◆ **WHAT THE TASK ASKS**
Could you count the lines in the entries beneath that hold the word "MUHAMMAD"? Respond with the number alone.

◆ **INPUT DATA**
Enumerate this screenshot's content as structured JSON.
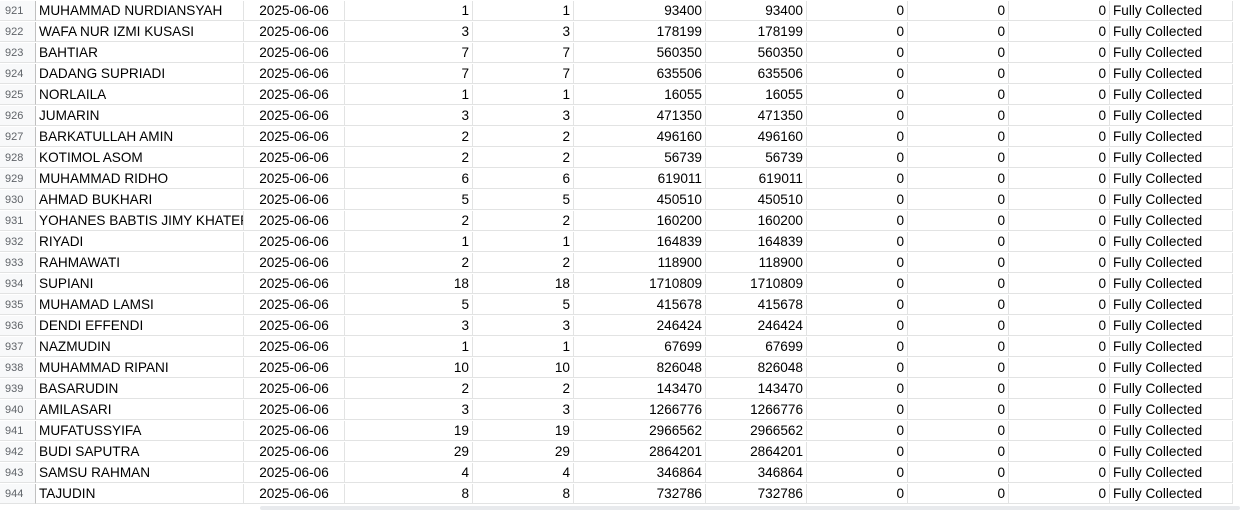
{
  "sheet": {
    "rows": [
      {
        "n": "921",
        "name": "MUHAMMAD NURDIANSYAH",
        "date": "2025-06-06",
        "a": "1",
        "b": "1",
        "c": "93400",
        "d": "93400",
        "e": "0",
        "f": "0",
        "g": "0",
        "status": "Fully Collected"
      },
      {
        "n": "922",
        "name": "WAFA NUR IZMI KUSASI",
        "date": "2025-06-06",
        "a": "3",
        "b": "3",
        "c": "178199",
        "d": "178199",
        "e": "0",
        "f": "0",
        "g": "0",
        "status": "Fully Collected"
      },
      {
        "n": "923",
        "name": "BAHTIAR",
        "date": "2025-06-06",
        "a": "7",
        "b": "7",
        "c": "560350",
        "d": "560350",
        "e": "0",
        "f": "0",
        "g": "0",
        "status": "Fully Collected"
      },
      {
        "n": "924",
        "name": "DADANG SUPRIADI",
        "date": "2025-06-06",
        "a": "7",
        "b": "7",
        "c": "635506",
        "d": "635506",
        "e": "0",
        "f": "0",
        "g": "0",
        "status": "Fully Collected"
      },
      {
        "n": "925",
        "name": "NORLAILA",
        "date": "2025-06-06",
        "a": "1",
        "b": "1",
        "c": "16055",
        "d": "16055",
        "e": "0",
        "f": "0",
        "g": "0",
        "status": "Fully Collected"
      },
      {
        "n": "926",
        "name": "JUMARIN",
        "date": "2025-06-06",
        "a": "3",
        "b": "3",
        "c": "471350",
        "d": "471350",
        "e": "0",
        "f": "0",
        "g": "0",
        "status": "Fully Collected"
      },
      {
        "n": "927",
        "name": "BARKATULLAH AMIN",
        "date": "2025-06-06",
        "a": "2",
        "b": "2",
        "c": "496160",
        "d": "496160",
        "e": "0",
        "f": "0",
        "g": "0",
        "status": "Fully Collected"
      },
      {
        "n": "928",
        "name": "KOTIMOL ASOM",
        "date": "2025-06-06",
        "a": "2",
        "b": "2",
        "c": "56739",
        "d": "56739",
        "e": "0",
        "f": "0",
        "g": "0",
        "status": "Fully Collected"
      },
      {
        "n": "929",
        "name": "MUHAMMAD RIDHO",
        "date": "2025-06-06",
        "a": "6",
        "b": "6",
        "c": "619011",
        "d": "619011",
        "e": "0",
        "f": "0",
        "g": "0",
        "status": "Fully Collected"
      },
      {
        "n": "930",
        "name": "AHMAD BUKHARI",
        "date": "2025-06-06",
        "a": "5",
        "b": "5",
        "c": "450510",
        "d": "450510",
        "e": "0",
        "f": "0",
        "g": "0",
        "status": "Fully Collected"
      },
      {
        "n": "931",
        "name": "YOHANES BABTIS JIMY KHATER",
        "date": "2025-06-06",
        "a": "2",
        "b": "2",
        "c": "160200",
        "d": "160200",
        "e": "0",
        "f": "0",
        "g": "0",
        "status": "Fully Collected"
      },
      {
        "n": "932",
        "name": "RIYADI",
        "date": "2025-06-06",
        "a": "1",
        "b": "1",
        "c": "164839",
        "d": "164839",
        "e": "0",
        "f": "0",
        "g": "0",
        "status": "Fully Collected"
      },
      {
        "n": "933",
        "name": "RAHMAWATI",
        "date": "2025-06-06",
        "a": "2",
        "b": "2",
        "c": "118900",
        "d": "118900",
        "e": "0",
        "f": "0",
        "g": "0",
        "status": "Fully Collected"
      },
      {
        "n": "934",
        "name": "SUPIANI",
        "date": "2025-06-06",
        "a": "18",
        "b": "18",
        "c": "1710809",
        "d": "1710809",
        "e": "0",
        "f": "0",
        "g": "0",
        "status": "Fully Collected"
      },
      {
        "n": "935",
        "name": "MUHAMAD LAMSI",
        "date": "2025-06-06",
        "a": "5",
        "b": "5",
        "c": "415678",
        "d": "415678",
        "e": "0",
        "f": "0",
        "g": "0",
        "status": "Fully Collected"
      },
      {
        "n": "936",
        "name": "DENDI EFFENDI",
        "date": "2025-06-06",
        "a": "3",
        "b": "3",
        "c": "246424",
        "d": "246424",
        "e": "0",
        "f": "0",
        "g": "0",
        "status": "Fully Collected"
      },
      {
        "n": "937",
        "name": "NAZMUDIN",
        "date": "2025-06-06",
        "a": "1",
        "b": "1",
        "c": "67699",
        "d": "67699",
        "e": "0",
        "f": "0",
        "g": "0",
        "status": "Fully Collected"
      },
      {
        "n": "938",
        "name": "MUHAMMAD RIPANI",
        "date": "2025-06-06",
        "a": "10",
        "b": "10",
        "c": "826048",
        "d": "826048",
        "e": "0",
        "f": "0",
        "g": "0",
        "status": "Fully Collected"
      },
      {
        "n": "939",
        "name": "BASARUDIN",
        "date": "2025-06-06",
        "a": "2",
        "b": "2",
        "c": "143470",
        "d": "143470",
        "e": "0",
        "f": "0",
        "g": "0",
        "status": "Fully Collected"
      },
      {
        "n": "940",
        "name": "AMILASARI",
        "date": "2025-06-06",
        "a": "3",
        "b": "3",
        "c": "1266776",
        "d": "1266776",
        "e": "0",
        "f": "0",
        "g": "0",
        "status": "Fully Collected"
      },
      {
        "n": "941",
        "name": "MUFATUSSYIFA",
        "date": "2025-06-06",
        "a": "19",
        "b": "19",
        "c": "2966562",
        "d": "2966562",
        "e": "0",
        "f": "0",
        "g": "0",
        "status": "Fully Collected"
      },
      {
        "n": "942",
        "name": "BUDI SAPUTRA",
        "date": "2025-06-06",
        "a": "29",
        "b": "29",
        "c": "2864201",
        "d": "2864201",
        "e": "0",
        "f": "0",
        "g": "0",
        "status": "Fully Collected"
      },
      {
        "n": "943",
        "name": "SAMSU RAHMAN",
        "date": "2025-06-06",
        "a": "4",
        "b": "4",
        "c": "346864",
        "d": "346864",
        "e": "0",
        "f": "0",
        "g": "0",
        "status": "Fully Collected"
      },
      {
        "n": "944",
        "name": "TAJUDIN",
        "date": "2025-06-06",
        "a": "8",
        "b": "8",
        "c": "732786",
        "d": "732786",
        "e": "0",
        "f": "0",
        "g": "0",
        "status": "Fully Collected"
      }
    ]
  }
}
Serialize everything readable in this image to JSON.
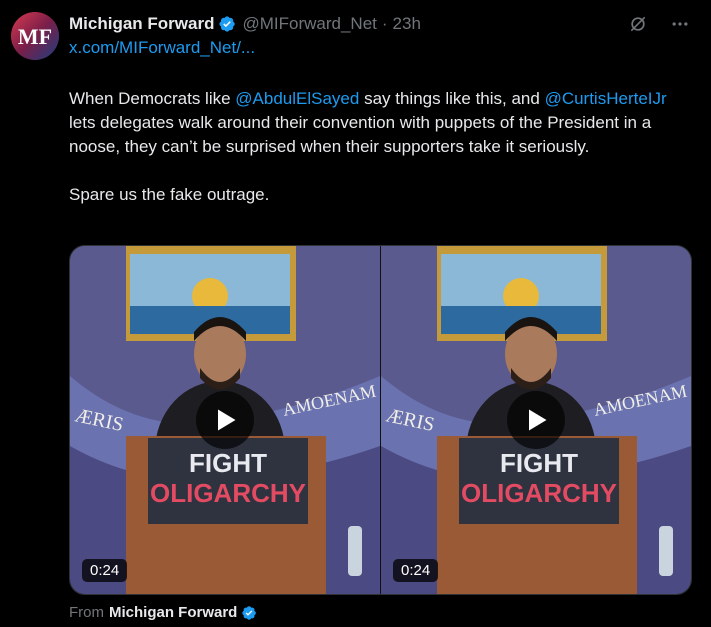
{
  "author": {
    "name": "Michigan Forward",
    "handle": "@MIForward_Net",
    "time": "23h",
    "avatar_text": "MF"
  },
  "link": "x.com/MIForward_Net/...",
  "tweet": {
    "p1_pre": "When Democrats like ",
    "mention1": "@AbdulElSayed",
    "p1_mid": " say things like this, and ",
    "mention2": "@CurtisHerteIJr",
    "p1_post": " lets delegates walk around their convention with puppets of the President in a noose, they can’t be surprised when their supporters take it seriously.",
    "p2": "Spare us the fake outrage."
  },
  "media": [
    {
      "duration": "0:24",
      "sign_top": "FIGHT",
      "sign_bottom": "OLIGARCHY"
    },
    {
      "duration": "0:24",
      "sign_top": "FIGHT",
      "sign_bottom": "OLIGARCHY"
    }
  ],
  "flag_text": {
    "left": "ÆRIS",
    "right": "AMOENAM"
  },
  "from": {
    "label": "From",
    "name": "Michigan Forward"
  },
  "icons": {
    "verified": "verified-badge-icon",
    "grok": "grok-icon",
    "more": "more-icon",
    "play": "play-icon"
  },
  "colors": {
    "accent": "#1d9bf0",
    "muted": "#71767b",
    "text": "#e7e9ea"
  }
}
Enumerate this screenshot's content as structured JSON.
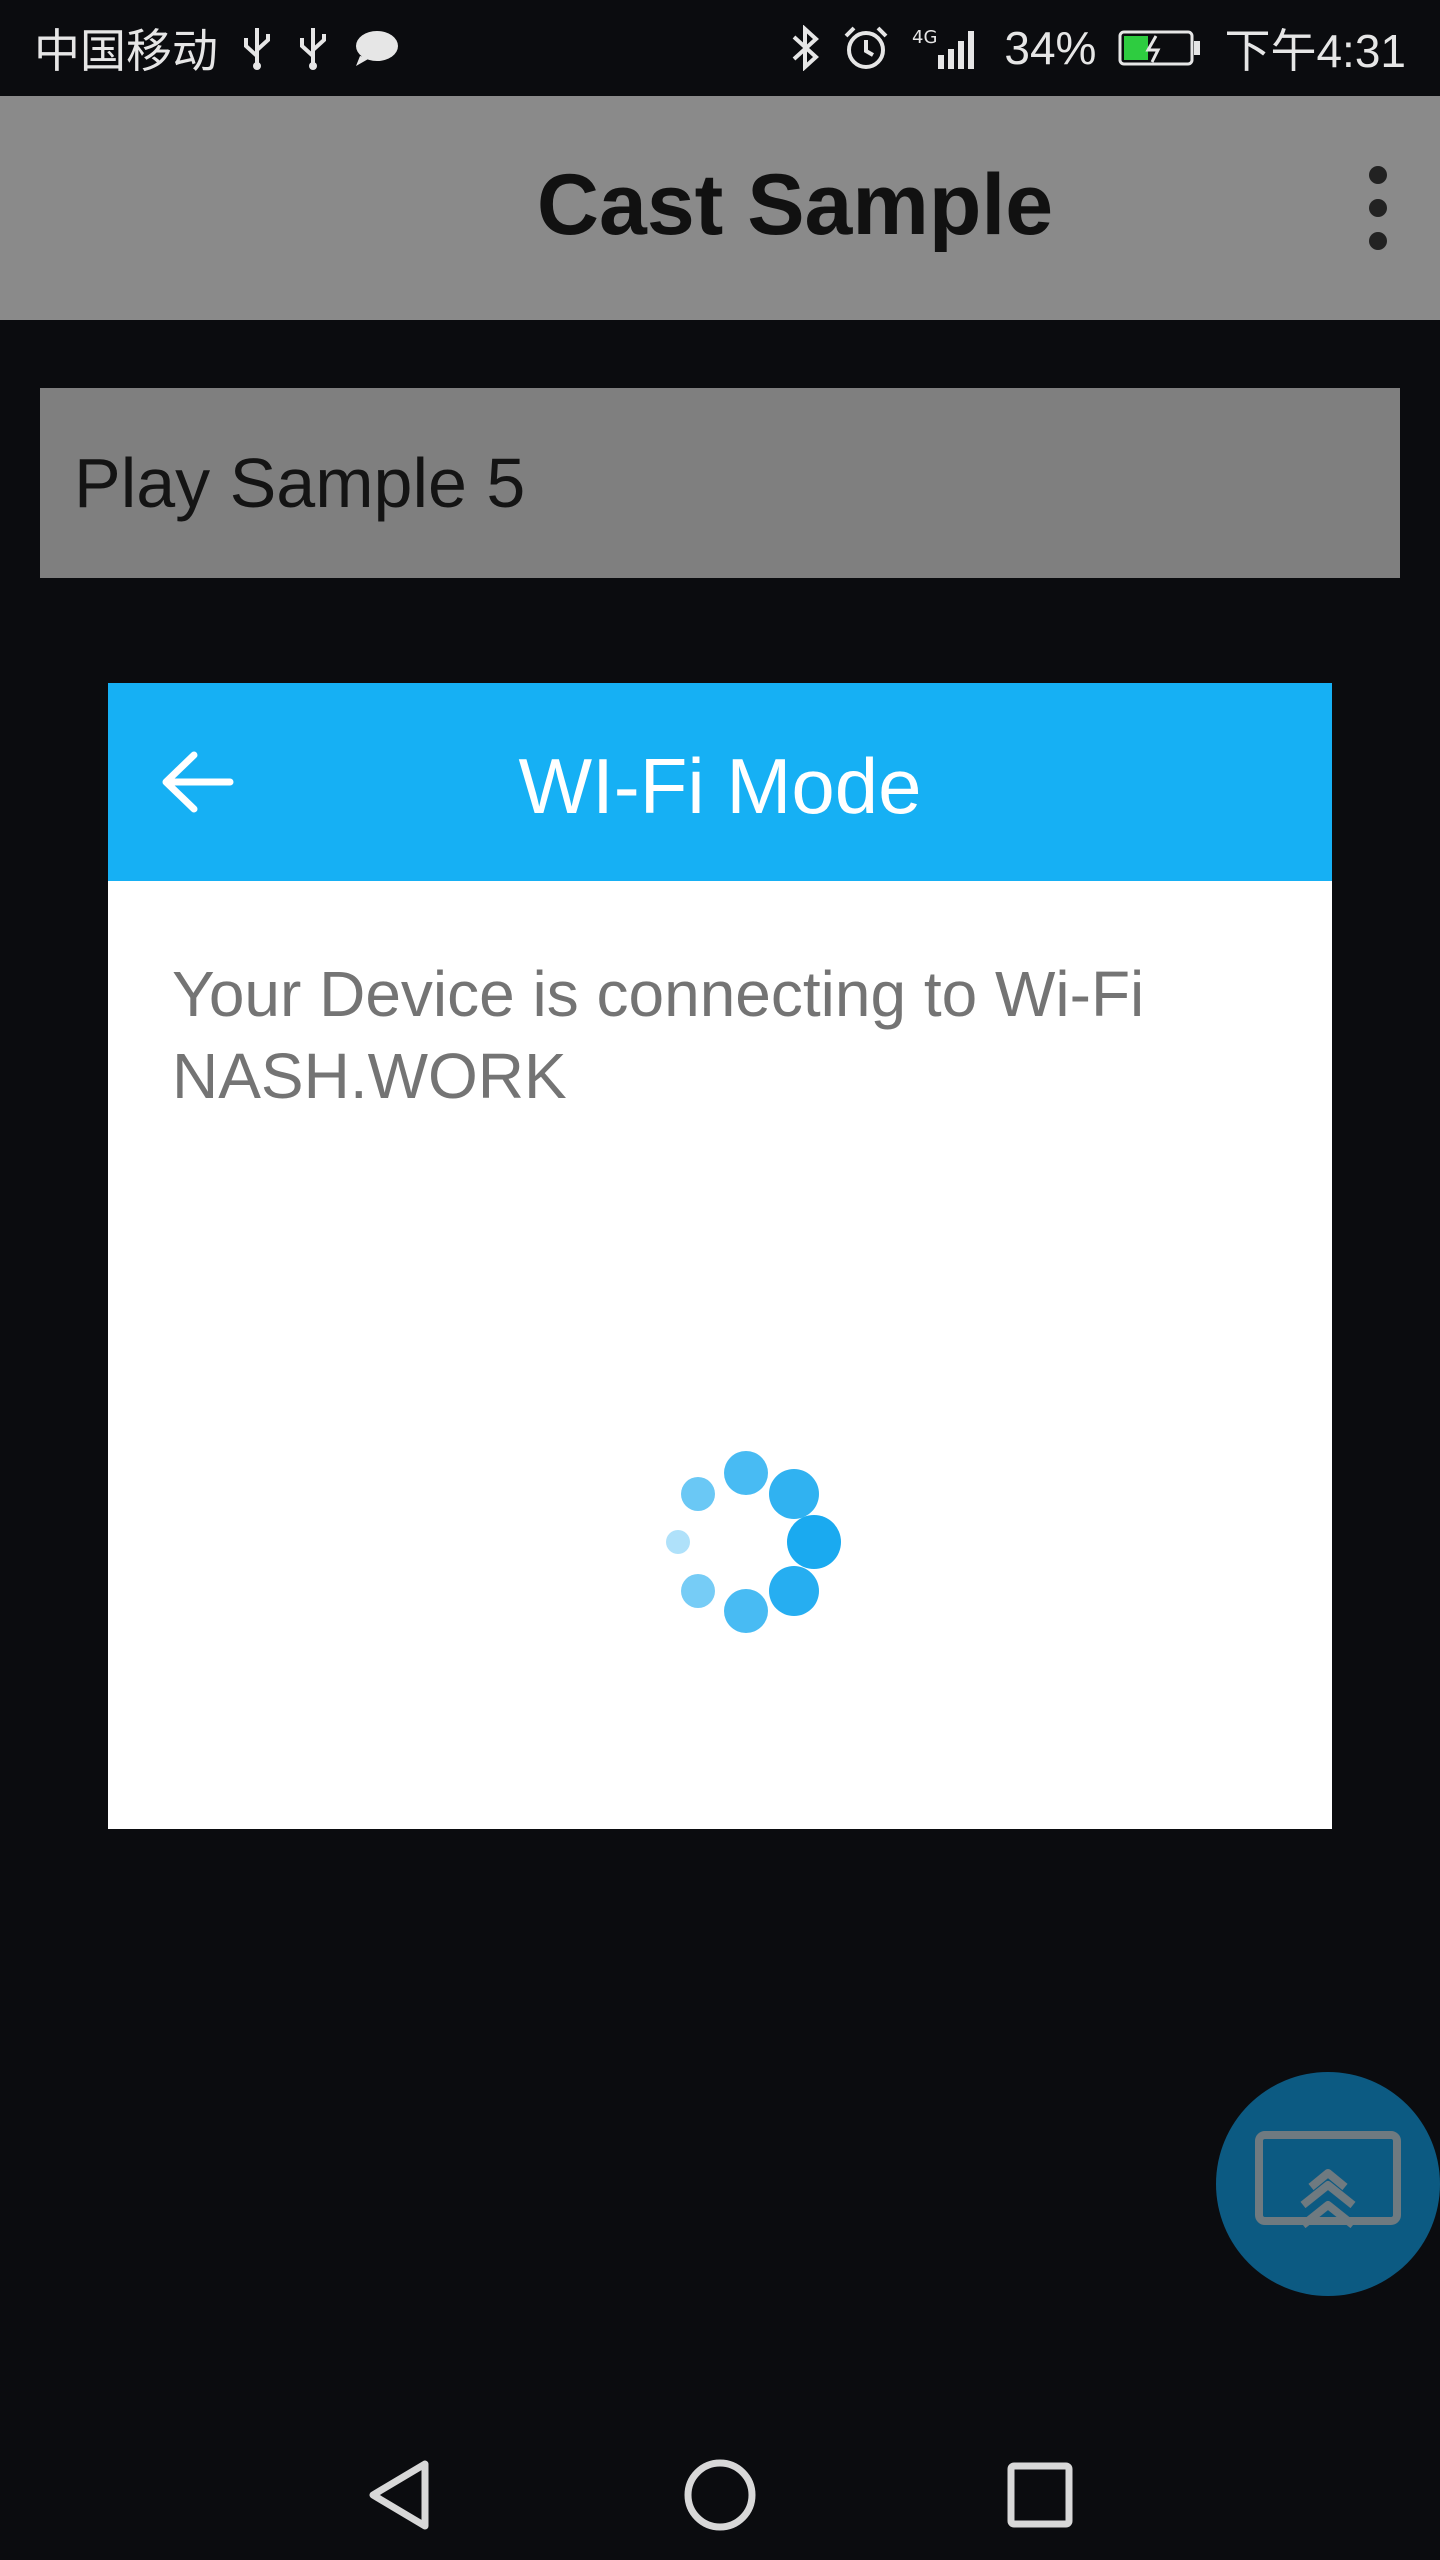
{
  "status_bar": {
    "carrier": "中国移动",
    "battery": "34%",
    "time": "下午4:31",
    "network": "4G",
    "icons": [
      "usb-icon",
      "usb-icon",
      "message-icon",
      "bluetooth-icon",
      "alarm-icon",
      "signal-icon",
      "battery-icon"
    ]
  },
  "app_bar": {
    "title": "Cast Sample",
    "overflow_icon": "more-vert-icon"
  },
  "main": {
    "play_button_label": "Play Sample 5"
  },
  "dialog": {
    "title": "WI-Fi Mode",
    "back_icon": "arrow-left-icon",
    "message_line1": "Your Device is connecting to Wi-Fi",
    "message_line2": "NASH.WORK",
    "header_color": "#16b0f4",
    "spinner_color": "#1aaaf0"
  },
  "fab": {
    "icon": "cast-screen-icon",
    "color": "#0c5a82"
  },
  "nav_bar": {
    "icons": [
      "back-triangle-icon",
      "home-circle-icon",
      "recents-square-icon"
    ]
  }
}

◆ **RESULT BELOW**
3